VOA Special Examines Kennedy Legacy Through the Eyes of Key Witnesses
A rare interview with the U.S. Secret Service agent who jumped onto the back of President John F. Kennedy’s limousine in the moments after he was shot in 1963, highlights a powerful new Voice of America TV special marking the 50th anniversary of the assassination.
The 30-minute program, John F. Kennedy: A Legacy Remembered, revisits one of the country’s darkest days through exclusive conversations with witnesses, journalists, historians, and family members. [video clip here]
“This special, which will air around the world on the Voice of America, weaves together a poignant and powerful narrative of what the nation – and the world – experienced that fateful day,” says VOA Director David Ensor.
The film will air on VOA satellite streams beginning on November 20th. It will also be shown at the Newseum in Washington, D.C., on Friday, November 22nd, at 12 p.m.
The special includes an interview with former Secret Service Agent Clint Hill, whose leap onto the back of President Kennedy’s limousine is one of the indelible images of the assassination. Hill describes hearing the shots ring out and seeing the president as he was struck by a bullet.
Along with agent Hill, there are interviews with journalists, historians, and Kennedy family members, who were interviewed by VOA at the Newseum, which houses the renowned JFK exhibits Three Shots were Fired and Creating Camelot.
The special includes Kathleen Kennedy Townsend, President Kennedy’s niece, who reflects on what her family and the country lost that day in Dallas, and CBS newsman Bob Schieffer, then a reporter for a Fort Worth newspaper.

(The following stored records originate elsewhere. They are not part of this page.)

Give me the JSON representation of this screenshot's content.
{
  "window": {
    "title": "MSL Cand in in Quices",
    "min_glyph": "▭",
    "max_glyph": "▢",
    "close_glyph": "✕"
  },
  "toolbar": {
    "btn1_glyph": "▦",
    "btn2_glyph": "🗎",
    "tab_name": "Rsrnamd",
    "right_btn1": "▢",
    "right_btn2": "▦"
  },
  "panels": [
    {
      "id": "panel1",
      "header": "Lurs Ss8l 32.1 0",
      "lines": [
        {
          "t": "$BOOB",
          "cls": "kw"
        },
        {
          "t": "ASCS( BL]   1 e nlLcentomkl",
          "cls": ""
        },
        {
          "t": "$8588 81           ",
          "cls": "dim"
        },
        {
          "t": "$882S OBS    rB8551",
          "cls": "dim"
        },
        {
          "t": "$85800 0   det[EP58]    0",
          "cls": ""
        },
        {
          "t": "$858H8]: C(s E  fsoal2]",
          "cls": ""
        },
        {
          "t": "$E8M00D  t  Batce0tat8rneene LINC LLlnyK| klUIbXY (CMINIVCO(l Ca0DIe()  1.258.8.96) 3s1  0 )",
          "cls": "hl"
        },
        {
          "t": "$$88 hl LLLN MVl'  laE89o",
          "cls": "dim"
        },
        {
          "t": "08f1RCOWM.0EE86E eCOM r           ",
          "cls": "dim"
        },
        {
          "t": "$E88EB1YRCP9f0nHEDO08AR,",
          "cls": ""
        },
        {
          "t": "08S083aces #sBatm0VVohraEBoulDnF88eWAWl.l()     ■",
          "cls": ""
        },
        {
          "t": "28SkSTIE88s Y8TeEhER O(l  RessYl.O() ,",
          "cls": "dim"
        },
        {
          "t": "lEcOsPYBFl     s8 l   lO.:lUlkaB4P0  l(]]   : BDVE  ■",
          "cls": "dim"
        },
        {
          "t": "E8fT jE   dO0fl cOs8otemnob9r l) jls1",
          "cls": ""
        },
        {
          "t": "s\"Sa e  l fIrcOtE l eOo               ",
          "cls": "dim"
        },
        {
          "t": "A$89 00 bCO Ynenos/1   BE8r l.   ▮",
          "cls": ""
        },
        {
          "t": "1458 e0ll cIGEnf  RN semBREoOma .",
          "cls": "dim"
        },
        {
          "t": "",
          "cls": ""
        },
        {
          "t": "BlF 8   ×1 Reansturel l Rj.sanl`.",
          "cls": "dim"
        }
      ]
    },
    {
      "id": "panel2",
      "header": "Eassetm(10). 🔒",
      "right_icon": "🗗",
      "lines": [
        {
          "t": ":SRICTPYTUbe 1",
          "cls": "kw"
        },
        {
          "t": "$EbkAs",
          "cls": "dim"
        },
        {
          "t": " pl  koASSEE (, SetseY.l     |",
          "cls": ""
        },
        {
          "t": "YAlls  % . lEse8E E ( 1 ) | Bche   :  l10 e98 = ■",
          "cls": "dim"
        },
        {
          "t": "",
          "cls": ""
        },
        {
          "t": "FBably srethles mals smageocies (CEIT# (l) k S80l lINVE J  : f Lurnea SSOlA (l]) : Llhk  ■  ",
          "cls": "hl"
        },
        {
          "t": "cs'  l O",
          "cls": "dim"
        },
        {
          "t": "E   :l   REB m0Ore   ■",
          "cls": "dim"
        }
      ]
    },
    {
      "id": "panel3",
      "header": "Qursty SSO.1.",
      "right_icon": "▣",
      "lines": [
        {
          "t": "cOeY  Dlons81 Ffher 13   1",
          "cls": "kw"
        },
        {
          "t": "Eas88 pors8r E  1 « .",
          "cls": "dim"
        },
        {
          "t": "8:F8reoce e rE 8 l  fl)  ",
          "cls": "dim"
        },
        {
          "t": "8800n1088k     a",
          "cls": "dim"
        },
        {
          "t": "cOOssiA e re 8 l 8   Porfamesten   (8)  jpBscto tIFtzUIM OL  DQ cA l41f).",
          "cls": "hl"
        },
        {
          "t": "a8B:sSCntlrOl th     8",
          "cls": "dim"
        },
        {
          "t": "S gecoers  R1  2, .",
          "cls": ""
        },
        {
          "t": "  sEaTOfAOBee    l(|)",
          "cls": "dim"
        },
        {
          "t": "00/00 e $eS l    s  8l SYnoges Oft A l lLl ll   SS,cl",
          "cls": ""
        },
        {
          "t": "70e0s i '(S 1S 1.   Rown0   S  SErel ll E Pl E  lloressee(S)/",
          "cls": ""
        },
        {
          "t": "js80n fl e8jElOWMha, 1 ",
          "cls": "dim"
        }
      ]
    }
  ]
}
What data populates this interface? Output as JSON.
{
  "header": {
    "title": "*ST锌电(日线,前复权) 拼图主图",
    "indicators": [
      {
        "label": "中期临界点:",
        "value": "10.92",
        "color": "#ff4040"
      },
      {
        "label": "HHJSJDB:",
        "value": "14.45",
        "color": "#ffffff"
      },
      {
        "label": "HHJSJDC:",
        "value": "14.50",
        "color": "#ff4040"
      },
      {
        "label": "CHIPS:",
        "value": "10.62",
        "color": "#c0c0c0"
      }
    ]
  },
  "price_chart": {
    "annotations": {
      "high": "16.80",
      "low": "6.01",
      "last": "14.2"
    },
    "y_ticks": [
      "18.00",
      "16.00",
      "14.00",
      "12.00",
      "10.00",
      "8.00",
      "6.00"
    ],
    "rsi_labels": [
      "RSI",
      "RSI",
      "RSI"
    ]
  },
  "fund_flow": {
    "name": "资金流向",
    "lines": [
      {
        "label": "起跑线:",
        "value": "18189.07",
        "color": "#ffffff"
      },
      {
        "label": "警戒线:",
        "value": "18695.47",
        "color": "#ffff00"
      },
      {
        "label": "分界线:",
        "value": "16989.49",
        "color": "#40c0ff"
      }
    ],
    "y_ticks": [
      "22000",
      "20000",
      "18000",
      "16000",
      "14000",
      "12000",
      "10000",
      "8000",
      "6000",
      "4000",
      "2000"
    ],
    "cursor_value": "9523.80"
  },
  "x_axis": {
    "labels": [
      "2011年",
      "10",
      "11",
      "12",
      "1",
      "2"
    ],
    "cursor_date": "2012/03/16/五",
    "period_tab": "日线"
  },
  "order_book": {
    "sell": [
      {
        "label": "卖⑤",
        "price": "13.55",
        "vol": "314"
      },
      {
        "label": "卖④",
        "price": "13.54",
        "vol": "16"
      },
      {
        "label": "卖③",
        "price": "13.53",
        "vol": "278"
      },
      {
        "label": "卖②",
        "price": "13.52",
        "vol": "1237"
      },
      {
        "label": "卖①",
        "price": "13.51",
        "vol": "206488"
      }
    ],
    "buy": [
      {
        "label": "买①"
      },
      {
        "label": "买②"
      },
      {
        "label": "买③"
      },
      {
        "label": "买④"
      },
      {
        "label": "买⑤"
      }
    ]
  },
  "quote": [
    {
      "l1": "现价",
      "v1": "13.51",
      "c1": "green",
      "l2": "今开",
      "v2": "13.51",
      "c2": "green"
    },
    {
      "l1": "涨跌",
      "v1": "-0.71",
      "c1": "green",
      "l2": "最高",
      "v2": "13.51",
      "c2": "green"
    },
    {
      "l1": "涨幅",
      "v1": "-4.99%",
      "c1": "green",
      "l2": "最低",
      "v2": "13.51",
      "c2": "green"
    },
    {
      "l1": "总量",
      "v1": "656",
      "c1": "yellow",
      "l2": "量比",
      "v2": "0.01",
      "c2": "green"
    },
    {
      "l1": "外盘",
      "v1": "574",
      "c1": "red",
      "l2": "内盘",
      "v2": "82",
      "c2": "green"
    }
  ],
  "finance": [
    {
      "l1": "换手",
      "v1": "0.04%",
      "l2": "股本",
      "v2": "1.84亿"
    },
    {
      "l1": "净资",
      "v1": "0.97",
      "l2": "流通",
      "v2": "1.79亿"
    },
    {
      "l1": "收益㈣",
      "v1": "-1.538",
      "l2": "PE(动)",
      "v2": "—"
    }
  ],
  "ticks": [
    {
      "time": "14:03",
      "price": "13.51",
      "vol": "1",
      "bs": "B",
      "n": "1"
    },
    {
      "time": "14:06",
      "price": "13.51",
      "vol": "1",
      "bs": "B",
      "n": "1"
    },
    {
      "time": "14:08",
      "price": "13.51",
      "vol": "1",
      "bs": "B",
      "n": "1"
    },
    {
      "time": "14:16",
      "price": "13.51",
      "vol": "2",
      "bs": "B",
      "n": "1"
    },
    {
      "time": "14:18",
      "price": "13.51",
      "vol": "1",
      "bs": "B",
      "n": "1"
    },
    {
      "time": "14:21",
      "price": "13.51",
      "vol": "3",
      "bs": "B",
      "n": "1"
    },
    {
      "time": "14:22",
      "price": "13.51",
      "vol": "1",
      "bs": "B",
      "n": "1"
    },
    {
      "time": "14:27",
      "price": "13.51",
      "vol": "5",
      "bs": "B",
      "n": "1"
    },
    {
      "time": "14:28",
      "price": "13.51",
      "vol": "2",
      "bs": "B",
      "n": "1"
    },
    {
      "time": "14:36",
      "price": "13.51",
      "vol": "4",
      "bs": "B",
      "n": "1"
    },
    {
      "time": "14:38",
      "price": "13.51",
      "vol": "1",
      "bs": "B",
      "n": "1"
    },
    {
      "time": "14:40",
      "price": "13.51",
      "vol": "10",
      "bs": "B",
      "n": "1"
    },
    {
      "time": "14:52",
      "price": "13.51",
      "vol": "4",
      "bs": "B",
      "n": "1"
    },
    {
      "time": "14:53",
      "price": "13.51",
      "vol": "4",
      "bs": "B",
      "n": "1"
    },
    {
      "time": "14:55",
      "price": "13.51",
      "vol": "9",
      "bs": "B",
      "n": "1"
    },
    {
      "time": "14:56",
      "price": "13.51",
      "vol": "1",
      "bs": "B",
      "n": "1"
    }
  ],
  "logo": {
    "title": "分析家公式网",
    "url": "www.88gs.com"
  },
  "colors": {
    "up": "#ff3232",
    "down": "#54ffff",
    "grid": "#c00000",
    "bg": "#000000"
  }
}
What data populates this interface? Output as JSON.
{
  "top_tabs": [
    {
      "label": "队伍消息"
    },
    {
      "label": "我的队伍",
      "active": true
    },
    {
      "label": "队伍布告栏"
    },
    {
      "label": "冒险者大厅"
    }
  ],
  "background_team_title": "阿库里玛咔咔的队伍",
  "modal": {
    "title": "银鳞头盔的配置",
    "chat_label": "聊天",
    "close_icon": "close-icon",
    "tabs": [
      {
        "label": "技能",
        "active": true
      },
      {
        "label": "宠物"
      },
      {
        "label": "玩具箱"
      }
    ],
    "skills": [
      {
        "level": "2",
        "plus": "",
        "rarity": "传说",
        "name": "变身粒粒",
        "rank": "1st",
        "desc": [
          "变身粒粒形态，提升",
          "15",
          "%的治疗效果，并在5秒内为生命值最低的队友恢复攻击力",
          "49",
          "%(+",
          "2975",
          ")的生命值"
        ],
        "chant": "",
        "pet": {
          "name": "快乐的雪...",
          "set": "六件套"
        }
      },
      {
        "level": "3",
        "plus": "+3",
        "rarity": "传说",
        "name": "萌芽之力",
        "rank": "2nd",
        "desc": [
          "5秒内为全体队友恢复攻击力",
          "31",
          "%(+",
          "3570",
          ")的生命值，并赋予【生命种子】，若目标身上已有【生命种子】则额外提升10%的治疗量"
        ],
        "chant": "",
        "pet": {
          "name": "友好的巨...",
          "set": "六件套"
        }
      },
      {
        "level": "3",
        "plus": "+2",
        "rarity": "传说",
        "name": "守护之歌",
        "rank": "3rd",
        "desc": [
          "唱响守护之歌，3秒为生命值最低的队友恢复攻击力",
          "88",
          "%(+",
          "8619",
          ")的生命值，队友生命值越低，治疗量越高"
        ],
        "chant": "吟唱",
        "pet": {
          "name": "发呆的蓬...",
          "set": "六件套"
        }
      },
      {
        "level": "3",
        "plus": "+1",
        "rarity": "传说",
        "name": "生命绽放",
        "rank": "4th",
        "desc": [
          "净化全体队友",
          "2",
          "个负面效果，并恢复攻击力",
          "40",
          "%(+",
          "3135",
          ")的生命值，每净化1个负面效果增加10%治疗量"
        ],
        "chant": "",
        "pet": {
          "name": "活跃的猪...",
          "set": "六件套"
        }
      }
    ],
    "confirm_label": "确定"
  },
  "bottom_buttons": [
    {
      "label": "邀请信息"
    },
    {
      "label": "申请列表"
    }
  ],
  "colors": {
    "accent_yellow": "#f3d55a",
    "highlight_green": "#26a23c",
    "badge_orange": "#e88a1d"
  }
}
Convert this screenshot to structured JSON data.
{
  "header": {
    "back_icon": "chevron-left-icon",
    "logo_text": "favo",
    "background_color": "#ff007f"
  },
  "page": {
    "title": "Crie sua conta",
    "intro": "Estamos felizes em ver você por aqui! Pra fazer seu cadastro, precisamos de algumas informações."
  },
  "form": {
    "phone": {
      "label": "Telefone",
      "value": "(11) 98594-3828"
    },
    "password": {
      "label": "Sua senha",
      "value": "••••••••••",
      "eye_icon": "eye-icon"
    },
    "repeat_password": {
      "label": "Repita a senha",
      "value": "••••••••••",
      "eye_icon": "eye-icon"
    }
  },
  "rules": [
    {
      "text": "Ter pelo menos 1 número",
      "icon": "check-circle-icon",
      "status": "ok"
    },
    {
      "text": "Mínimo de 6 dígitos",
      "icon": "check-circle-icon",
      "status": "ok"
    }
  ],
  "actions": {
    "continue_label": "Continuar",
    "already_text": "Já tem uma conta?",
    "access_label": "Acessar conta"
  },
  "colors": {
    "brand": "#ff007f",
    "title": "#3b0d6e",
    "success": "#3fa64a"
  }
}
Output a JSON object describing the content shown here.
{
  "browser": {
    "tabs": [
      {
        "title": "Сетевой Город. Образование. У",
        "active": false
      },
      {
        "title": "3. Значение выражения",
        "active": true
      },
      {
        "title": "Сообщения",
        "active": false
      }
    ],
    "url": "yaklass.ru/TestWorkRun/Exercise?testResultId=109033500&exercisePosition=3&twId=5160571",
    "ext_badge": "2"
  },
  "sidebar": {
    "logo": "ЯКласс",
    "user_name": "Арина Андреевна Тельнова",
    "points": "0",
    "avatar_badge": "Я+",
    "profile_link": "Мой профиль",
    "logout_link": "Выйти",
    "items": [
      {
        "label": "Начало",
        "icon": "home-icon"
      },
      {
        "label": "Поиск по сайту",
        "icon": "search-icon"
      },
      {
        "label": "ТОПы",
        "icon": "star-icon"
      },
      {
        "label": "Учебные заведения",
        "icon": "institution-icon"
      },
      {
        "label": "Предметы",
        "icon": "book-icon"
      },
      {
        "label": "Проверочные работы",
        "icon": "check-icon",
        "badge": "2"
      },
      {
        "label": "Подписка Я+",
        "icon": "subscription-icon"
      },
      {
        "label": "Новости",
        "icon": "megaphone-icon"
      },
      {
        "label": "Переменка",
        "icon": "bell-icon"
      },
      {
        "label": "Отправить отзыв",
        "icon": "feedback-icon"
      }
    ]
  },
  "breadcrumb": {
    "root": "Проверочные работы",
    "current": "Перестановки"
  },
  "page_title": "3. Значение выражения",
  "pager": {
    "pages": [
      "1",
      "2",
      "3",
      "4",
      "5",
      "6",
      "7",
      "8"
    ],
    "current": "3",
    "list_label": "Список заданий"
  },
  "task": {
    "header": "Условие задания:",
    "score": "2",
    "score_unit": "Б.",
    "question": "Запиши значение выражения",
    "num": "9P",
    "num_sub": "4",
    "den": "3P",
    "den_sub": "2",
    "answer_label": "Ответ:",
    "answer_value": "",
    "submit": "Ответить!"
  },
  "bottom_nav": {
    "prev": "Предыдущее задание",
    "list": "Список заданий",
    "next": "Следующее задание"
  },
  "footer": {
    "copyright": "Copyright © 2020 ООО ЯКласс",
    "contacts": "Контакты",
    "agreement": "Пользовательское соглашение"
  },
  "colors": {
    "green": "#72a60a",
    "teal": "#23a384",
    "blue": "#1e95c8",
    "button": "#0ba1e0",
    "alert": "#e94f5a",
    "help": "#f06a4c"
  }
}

Also featured, Kennedy advisor Harris Wofford, author Thurston Clarke, and reports from VOA domestic and overseas reporters, including VOA political correspondent Jim Malone.
Voice of America will also air this month (starting November 23rd), the critically acclaimed Kennedy documentary, Years of Lightning, Day of Drums, produced by the former U.S. Information Agency in the 1960s. The documentary is narrated by Gregory Peck. [video clip here]